Supplied material START
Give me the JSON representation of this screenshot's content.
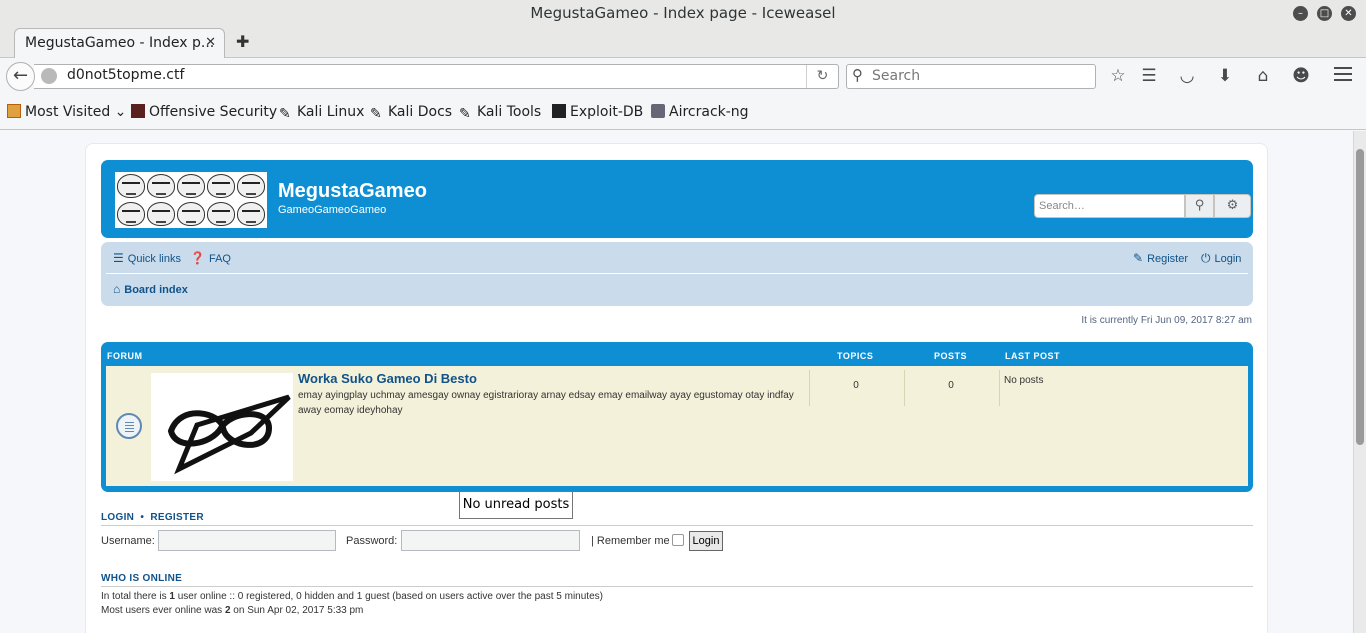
{
  "window": {
    "title": "MegustaGameo - Index page - Iceweasel"
  },
  "tab": {
    "label": "MegustaGameo - Index p...",
    "close": "✕"
  },
  "urlbar": {
    "url": "d0not5topme.ctf"
  },
  "searchbar": {
    "placeholder": "Search"
  },
  "bookmarks": [
    {
      "label": "Most Visited",
      "icon": "most-visited-icon"
    },
    {
      "label": "Offensive Security",
      "icon": "offsec-icon"
    },
    {
      "label": "Kali Linux",
      "icon": "kali-icon"
    },
    {
      "label": "Kali Docs",
      "icon": "kali-icon"
    },
    {
      "label": "Kali Tools",
      "icon": "kali-icon"
    },
    {
      "label": "Exploit-DB",
      "icon": "exploitdb-icon"
    },
    {
      "label": "Aircrack-ng",
      "icon": "aircrack-icon"
    }
  ],
  "site": {
    "title": "MegustaGameo",
    "description": "GameoGameoGameo",
    "search_placeholder": "Search…"
  },
  "nav": {
    "quick_links": "Quick links",
    "faq": "FAQ",
    "register": "Register",
    "login": "Login",
    "breadcrumb": "Board index"
  },
  "datetime": "It is currently Fri Jun 09, 2017 8:27 am",
  "forum_table": {
    "headers": {
      "forum": "FORUM",
      "topics": "TOPICS",
      "posts": "POSTS",
      "last_post": "LAST POST"
    },
    "rows": [
      {
        "title": "Worka Suko Gameo Di Besto",
        "description": "emay ayingplay uchmay amesgay ownay egistrarioray arnay edsay emay emailway ayay egustomay otay indfay away eomay ideyhohay",
        "topics": "0",
        "posts": "0",
        "last_post": "No posts"
      }
    ]
  },
  "tooltip": "No unread posts",
  "login_section": {
    "heading": "LOGIN",
    "bullet": "•",
    "heading2": "REGISTER",
    "username_label": "Username:",
    "password_label": "Password:",
    "remember_label": "| Remember me",
    "button": "Login"
  },
  "online": {
    "heading": "WHO IS ONLINE",
    "line1_a": "In total there is ",
    "line1_num": "1",
    "line1_b": " user online :: 0 registered, 0 hidden and 1 guest (based on users active over the past 5 minutes)",
    "line2_a": "Most users ever online was ",
    "line2_num": "2",
    "line2_b": " on Sun Apr 02, 2017 5:33 pm"
  }
}
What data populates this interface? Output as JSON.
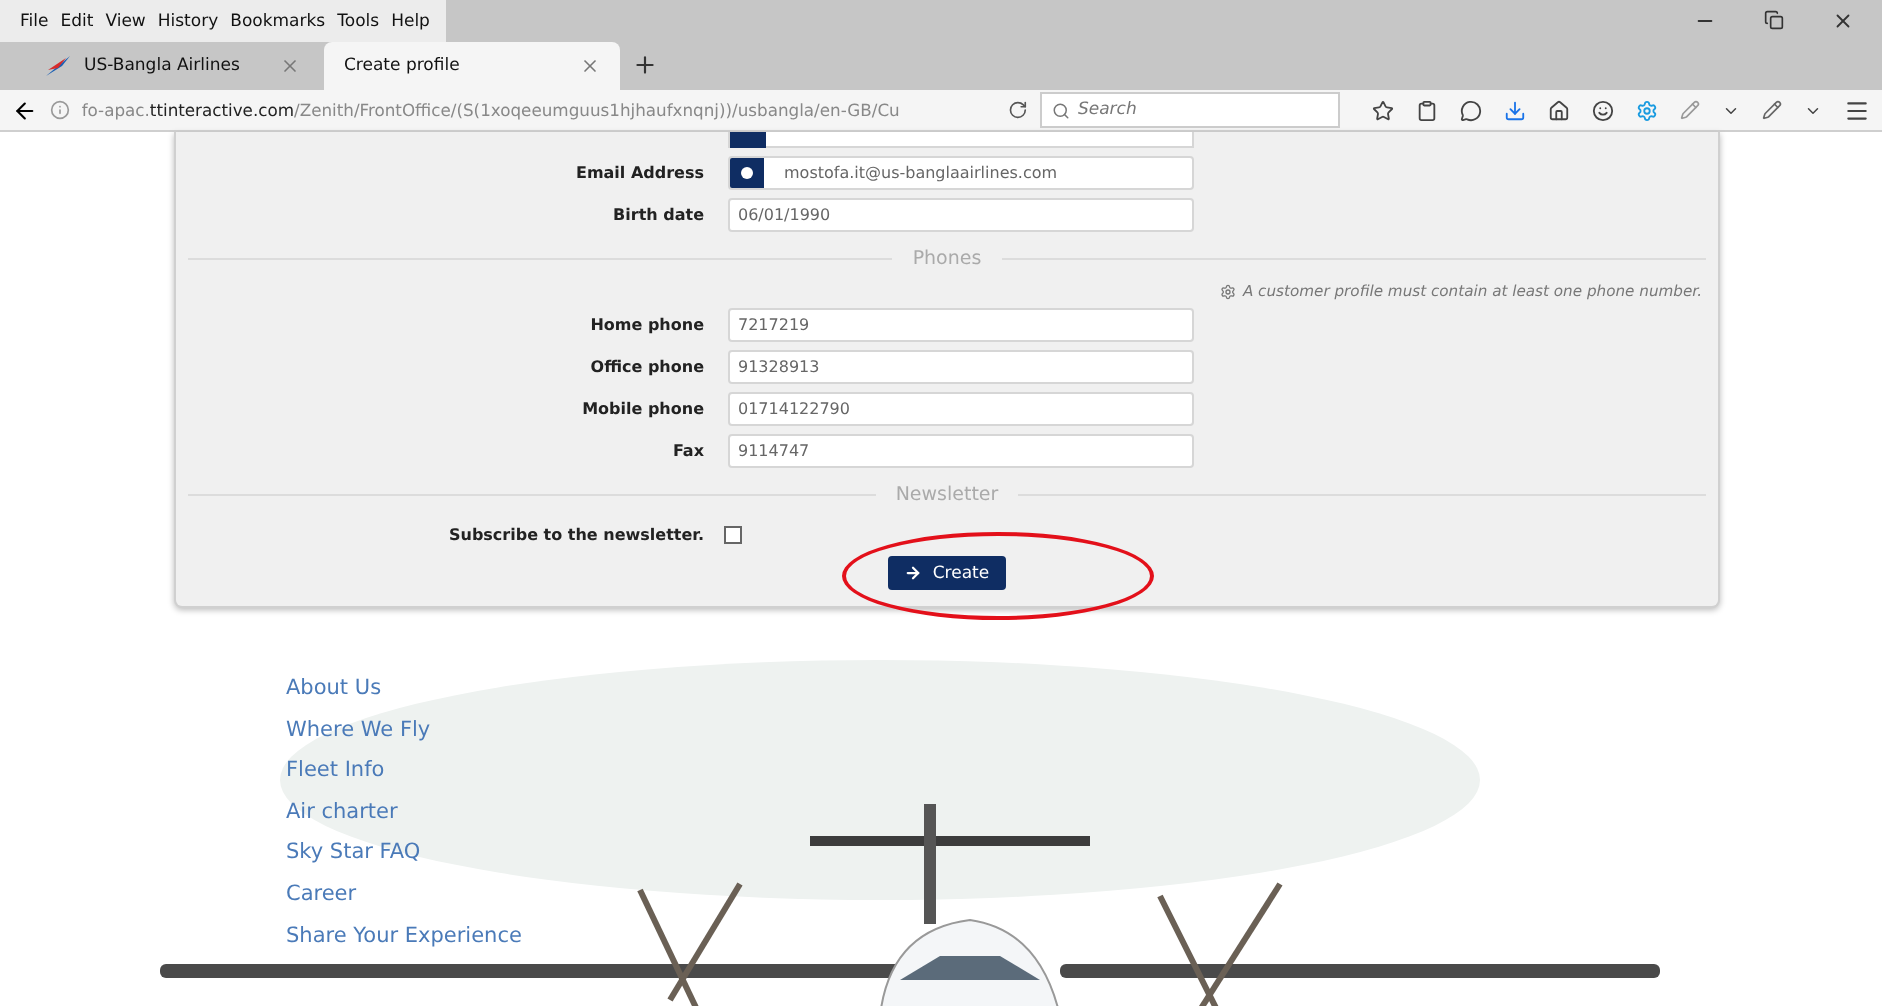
{
  "menu_bar": [
    "File",
    "Edit",
    "View",
    "History",
    "Bookmarks",
    "Tools",
    "Help"
  ],
  "tabs": [
    {
      "title": "US-Bangla Airlines",
      "selected": false
    },
    {
      "title": "Create profile",
      "selected": true
    }
  ],
  "address_bar": {
    "url": "fo-apac.**ttinteractive.com**/Zenith/FrontOffice/(S(1xoqeeumguus1hjhaufxnqnj))/usbangla/en-GB/Cu"
  },
  "search": {
    "placeholder": "Search"
  },
  "form": {
    "fields": [
      {
        "label": "Email Address",
        "value": "mostofa.it@us-banglaairlines.com",
        "kind": "icon"
      },
      {
        "label": "Birth date",
        "value": "06/01/1990",
        "kind": "plain"
      }
    ],
    "phones_title": "Phones",
    "phones_note": "A customer profile must contain at least one phone number.",
    "phones": [
      {
        "label": "Home phone",
        "value": "7217219"
      },
      {
        "label": "Office phone",
        "value": "91328913"
      },
      {
        "label": "Mobile phone",
        "value": "01714122790"
      },
      {
        "label": "Fax",
        "value": "9114747"
      }
    ],
    "newsletter_title": "Newsletter",
    "subscribe": {
      "label": "Subscribe to the newsletter.",
      "checked": false
    },
    "create_button": "Create"
  },
  "footer_links": [
    "About Us",
    "Where We Fly",
    "Fleet Info",
    "Air charter",
    "Sky Star FAQ",
    "Career",
    "Share Your Experience"
  ]
}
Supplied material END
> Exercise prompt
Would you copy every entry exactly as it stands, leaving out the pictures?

> Solution
Give me the JSON representation of this screenshot's content.
{
  "window": {
    "title": "MegustaGameo - Index page - Iceweasel"
  },
  "tab": {
    "label": "MegustaGameo - Index p...",
    "close": "✕"
  },
  "urlbar": {
    "url": "d0not5topme.ctf"
  },
  "searchbar": {
    "placeholder": "Search"
  },
  "bookmarks": [
    {
      "label": "Most Visited",
      "icon": "most-visited-icon"
    },
    {
      "label": "Offensive Security",
      "icon": "offsec-icon"
    },
    {
      "label": "Kali Linux",
      "icon": "kali-icon"
    },
    {
      "label": "Kali Docs",
      "icon": "kali-icon"
    },
    {
      "label": "Kali Tools",
      "icon": "kali-icon"
    },
    {
      "label": "Exploit-DB",
      "icon": "exploitdb-icon"
    },
    {
      "label": "Aircrack-ng",
      "icon": "aircrack-icon"
    }
  ],
  "site": {
    "title": "MegustaGameo",
    "description": "GameoGameoGameo",
    "search_placeholder": "Search…"
  },
  "nav": {
    "quick_links": "Quick links",
    "faq": "FAQ",
    "register": "Register",
    "login": "Login",
    "breadcrumb": "Board index"
  },
  "datetime": "It is currently Fri Jun 09, 2017 8:27 am",
  "forum_table": {
    "headers": {
      "forum": "FORUM",
      "topics": "TOPICS",
      "posts": "POSTS",
      "last_post": "LAST POST"
    },
    "rows": [
      {
        "title": "Worka Suko Gameo Di Besto",
        "description": "emay ayingplay uchmay amesgay ownay egistrarioray arnay edsay emay emailway ayay egustomay otay indfay away eomay ideyhohay",
        "topics": "0",
        "posts": "0",
        "last_post": "No posts"
      }
    ]
  },
  "tooltip": "No unread posts",
  "login_section": {
    "heading": "LOGIN",
    "bullet": "•",
    "heading2": "REGISTER",
    "username_label": "Username:",
    "password_label": "Password:",
    "remember_label": "| Remember me",
    "button": "Login"
  },
  "online": {
    "heading": "WHO IS ONLINE",
    "line1_a": "In total there is ",
    "line1_num": "1",
    "line1_b": " user online :: 0 registered, 0 hidden and 1 guest (based on users active over the past 5 minutes)",
    "line2_a": "Most users ever online was ",
    "line2_num": "2",
    "line2_b": " on Sun Apr 02, 2017 5:33 pm"
  }
}
What data populates this interface? Output as JSON.
{
  "menu_bar": [
    "File",
    "Edit",
    "View",
    "History",
    "Bookmarks",
    "Tools",
    "Help"
  ],
  "tabs": [
    {
      "title": "US-Bangla Airlines",
      "selected": false
    },
    {
      "title": "Create profile",
      "selected": true
    }
  ],
  "address_bar": {
    "url": "fo-apac.**ttinteractive.com**/Zenith/FrontOffice/(S(1xoqeeumguus1hjhaufxnqnj))/usbangla/en-GB/Cu"
  },
  "search": {
    "placeholder": "Search"
  },
  "form": {
    "fields": [
      {
        "label": "Email Address",
        "value": "mostofa.it@us-banglaairlines.com",
        "kind": "icon"
      },
      {
        "label": "Birth date",
        "value": "06/01/1990",
        "kind": "plain"
      }
    ],
    "phones_title": "Phones",
    "phones_note": "A customer profile must contain at least one phone number.",
    "phones": [
      {
        "label": "Home phone",
        "value": "7217219"
      },
      {
        "label": "Office phone",
        "value": "91328913"
      },
      {
        "label": "Mobile phone",
        "value": "01714122790"
      },
      {
        "label": "Fax",
        "value": "9114747"
      }
    ],
    "newsletter_title": "Newsletter",
    "subscribe": {
      "label": "Subscribe to the newsletter.",
      "checked": false
    },
    "create_button": "Create"
  },
  "footer_links": [
    "About Us",
    "Where We Fly",
    "Fleet Info",
    "Air charter",
    "Sky Star FAQ",
    "Career",
    "Share Your Experience"
  ]
}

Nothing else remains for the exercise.